• **YOUR OBJECTIVE**
Everything in the listing below should be repeated exactly, apart from the pictures.

=====

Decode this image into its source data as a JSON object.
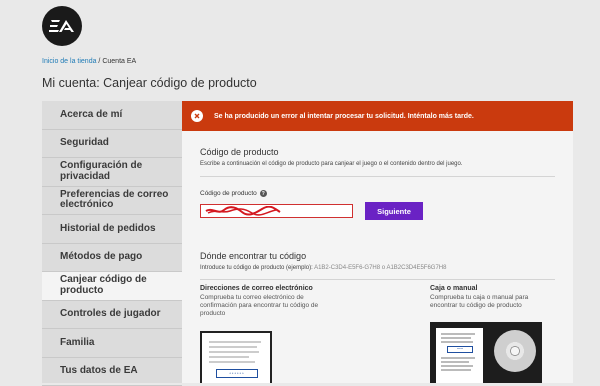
{
  "logo": {
    "text": "EA"
  },
  "breadcrumb": {
    "home": "Inicio de la tienda",
    "sep": " / ",
    "current": "Cuenta EA"
  },
  "page": {
    "title": "Mi cuenta: Canjear código de producto"
  },
  "sidebar": {
    "items": [
      {
        "label": "Acerca de mí"
      },
      {
        "label": "Seguridad"
      },
      {
        "label": "Configuración de privacidad"
      },
      {
        "label": "Preferencias de correo electrónico"
      },
      {
        "label": "Historial de pedidos"
      },
      {
        "label": "Métodos de pago"
      },
      {
        "label": "Canjear código de producto"
      },
      {
        "label": "Controles de jugador"
      },
      {
        "label": "Familia"
      },
      {
        "label": "Tus datos de EA"
      }
    ]
  },
  "error": {
    "message": "Se ha producido un error al intentar procesar tu solicitud. Inténtalo más tarde."
  },
  "redeem": {
    "heading": "Código de producto",
    "description": "Escribe a continuación el código de producto para canjear el juego o el contenido dentro del juego.",
    "field_label": "Código de producto",
    "field_value": "",
    "button": "Siguiente"
  },
  "where": {
    "heading": "Dónde encontrar tu código",
    "example_label": "Introduce tu código de producto (ejemplo):",
    "example_value": "A1B2-C3D4-E5F6-G7H8 o A1B2C3D4E5F6G7H8",
    "email_title": "Direcciones de correo electrónico",
    "email_text": "Comprueba tu correo electrónico de confirmación para encontrar tu código de producto",
    "box_title": "Caja o manual",
    "box_text": "Comprueba tu caja o manual para encontrar tu código de producto"
  },
  "colors": {
    "error": "#ca3a0e",
    "button": "#6a22c4",
    "link": "#1f7bb6"
  }
}
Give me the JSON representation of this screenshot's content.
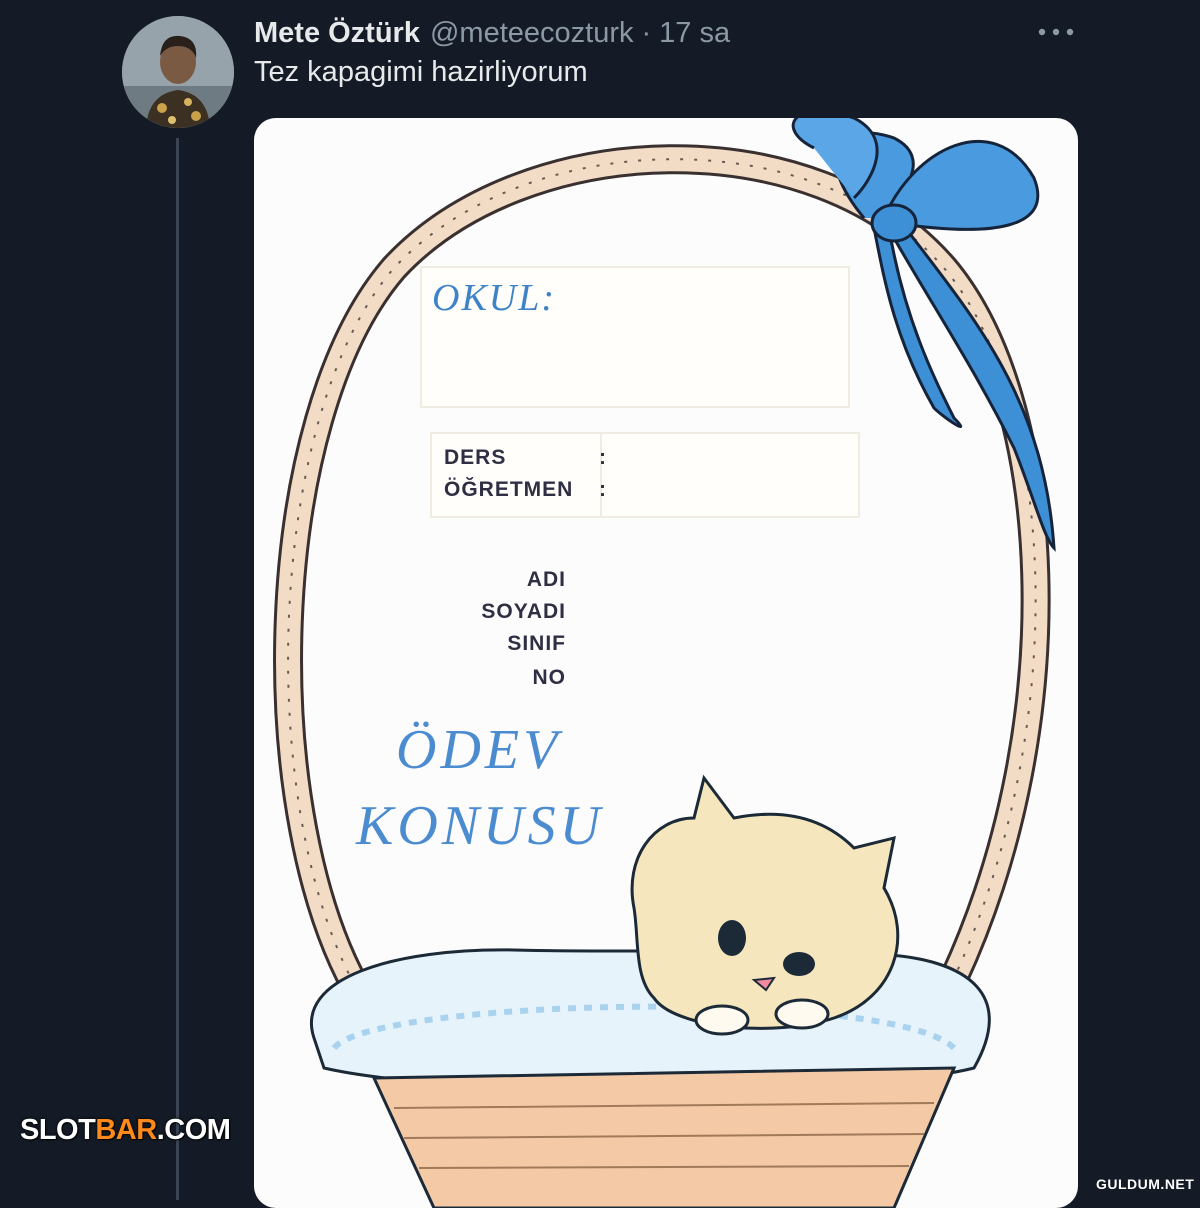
{
  "tweet": {
    "display_name": "Mete Öztürk",
    "handle": "@meteecozturk",
    "separator": "·",
    "time": "17 sa",
    "text": "Tez kapagimi hazirliyorum",
    "more_icon": "more-horizontal-icon"
  },
  "cover": {
    "okul_label": "OKUL:",
    "ders_label": "DERS",
    "ogretmen_label": "ÖĞRETMEN",
    "colon": ":",
    "adi_label": "ADI",
    "soyadi_label": "SOYADI",
    "sinif_label": "SINIF",
    "no_label": "NO",
    "odev_label": "ÖDEV",
    "konusu_label": "KONUSU",
    "colors": {
      "title_blue": "#4b8bd0",
      "ribbon_blue": "#3d8fd6",
      "basket": "#f0d8c0",
      "kitten": "#f5e6bd"
    }
  },
  "watermarks": {
    "left_prefix": "SLOT",
    "left_accent": "BAR",
    "left_suffix": ".COM",
    "right": "GULDUM.NET"
  }
}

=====

• **TASK OUTPUT**
Decode this image into its source data as a JSON object.
{
  "logo": {
    "text": "EA"
  },
  "breadcrumb": {
    "home": "Inicio de la tienda",
    "sep": " / ",
    "current": "Cuenta EA"
  },
  "page": {
    "title": "Mi cuenta: Canjear código de producto"
  },
  "sidebar": {
    "items": [
      {
        "label": "Acerca de mí"
      },
      {
        "label": "Seguridad"
      },
      {
        "label": "Configuración de privacidad"
      },
      {
        "label": "Preferencias de correo electrónico"
      },
      {
        "label": "Historial de pedidos"
      },
      {
        "label": "Métodos de pago"
      },
      {
        "label": "Canjear código de producto"
      },
      {
        "label": "Controles de jugador"
      },
      {
        "label": "Familia"
      },
      {
        "label": "Tus datos de EA"
      }
    ]
  },
  "error": {
    "message": "Se ha producido un error al intentar procesar tu solicitud. Inténtalo más tarde."
  },
  "redeem": {
    "heading": "Código de producto",
    "description": "Escribe a continuación el código de producto para canjear el juego o el contenido dentro del juego.",
    "field_label": "Código de producto",
    "field_value": "",
    "button": "Siguiente"
  },
  "where": {
    "heading": "Dónde encontrar tu código",
    "example_label": "Introduce tu código de producto (ejemplo):",
    "example_value": "A1B2-C3D4-E5F6-G7H8 o A1B2C3D4E5F6G7H8",
    "email_title": "Direcciones de correo electrónico",
    "email_text": "Comprueba tu correo electrónico de confirmación para encontrar tu código de producto",
    "box_title": "Caja o manual",
    "box_text": "Comprueba tu caja o manual para encontrar tu código de producto"
  },
  "colors": {
    "error": "#ca3a0e",
    "button": "#6a22c4",
    "link": "#1f7bb6"
  }
}
Give me the JSON representation of this screenshot's content.
{
  "tweet": {
    "display_name": "Mete Öztürk",
    "handle": "@meteecozturk",
    "separator": "·",
    "time": "17 sa",
    "text": "Tez kapagimi hazirliyorum",
    "more_icon": "more-horizontal-icon"
  },
  "cover": {
    "okul_label": "OKUL:",
    "ders_label": "DERS",
    "ogretmen_label": "ÖĞRETMEN",
    "colon": ":",
    "adi_label": "ADI",
    "soyadi_label": "SOYADI",
    "sinif_label": "SINIF",
    "no_label": "NO",
    "odev_label": "ÖDEV",
    "konusu_label": "KONUSU",
    "colors": {
      "title_blue": "#4b8bd0",
      "ribbon_blue": "#3d8fd6",
      "basket": "#f0d8c0",
      "kitten": "#f5e6bd"
    }
  },
  "watermarks": {
    "left_prefix": "SLOT",
    "left_accent": "BAR",
    "left_suffix": ".COM",
    "right": "GULDUM.NET"
  }
}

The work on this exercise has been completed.